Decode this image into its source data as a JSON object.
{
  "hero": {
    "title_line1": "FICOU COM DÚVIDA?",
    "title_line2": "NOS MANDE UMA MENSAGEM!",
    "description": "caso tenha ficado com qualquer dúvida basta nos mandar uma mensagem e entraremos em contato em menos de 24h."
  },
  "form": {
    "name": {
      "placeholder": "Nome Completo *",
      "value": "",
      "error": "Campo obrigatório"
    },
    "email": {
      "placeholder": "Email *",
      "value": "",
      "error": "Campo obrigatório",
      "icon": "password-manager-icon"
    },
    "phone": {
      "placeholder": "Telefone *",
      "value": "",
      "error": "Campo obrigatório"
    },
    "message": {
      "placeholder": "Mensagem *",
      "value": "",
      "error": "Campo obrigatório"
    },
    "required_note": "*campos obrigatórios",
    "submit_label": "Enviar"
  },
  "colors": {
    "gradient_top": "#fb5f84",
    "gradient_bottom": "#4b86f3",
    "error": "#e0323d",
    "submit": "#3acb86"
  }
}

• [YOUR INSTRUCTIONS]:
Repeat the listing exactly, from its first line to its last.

• [WRITTEN ANSWER]:
Decode this image into its source data as a JSON object.
{
  "hero": {
    "title_line1": "FICOU COM DÚVIDA?",
    "title_line2": "NOS MANDE UMA MENSAGEM!",
    "description": "caso tenha ficado com qualquer dúvida basta nos mandar uma mensagem e entraremos em contato em menos de 24h."
  },
  "form": {
    "name": {
      "placeholder": "Nome Completo *",
      "value": "",
      "error": "Campo obrigatório"
    },
    "email": {
      "placeholder": "Email *",
      "value": "",
      "error": "Campo obrigatório",
      "icon": "password-manager-icon"
    },
    "phone": {
      "placeholder": "Telefone *",
      "value": "",
      "error": "Campo obrigatório"
    },
    "message": {
      "placeholder": "Mensagem *",
      "value": "",
      "error": "Campo obrigatório"
    },
    "required_note": "*campos obrigatórios",
    "submit_label": "Enviar"
  },
  "colors": {
    "gradient_top": "#fb5f84",
    "gradient_bottom": "#4b86f3",
    "error": "#e0323d",
    "submit": "#3acb86"
  }
}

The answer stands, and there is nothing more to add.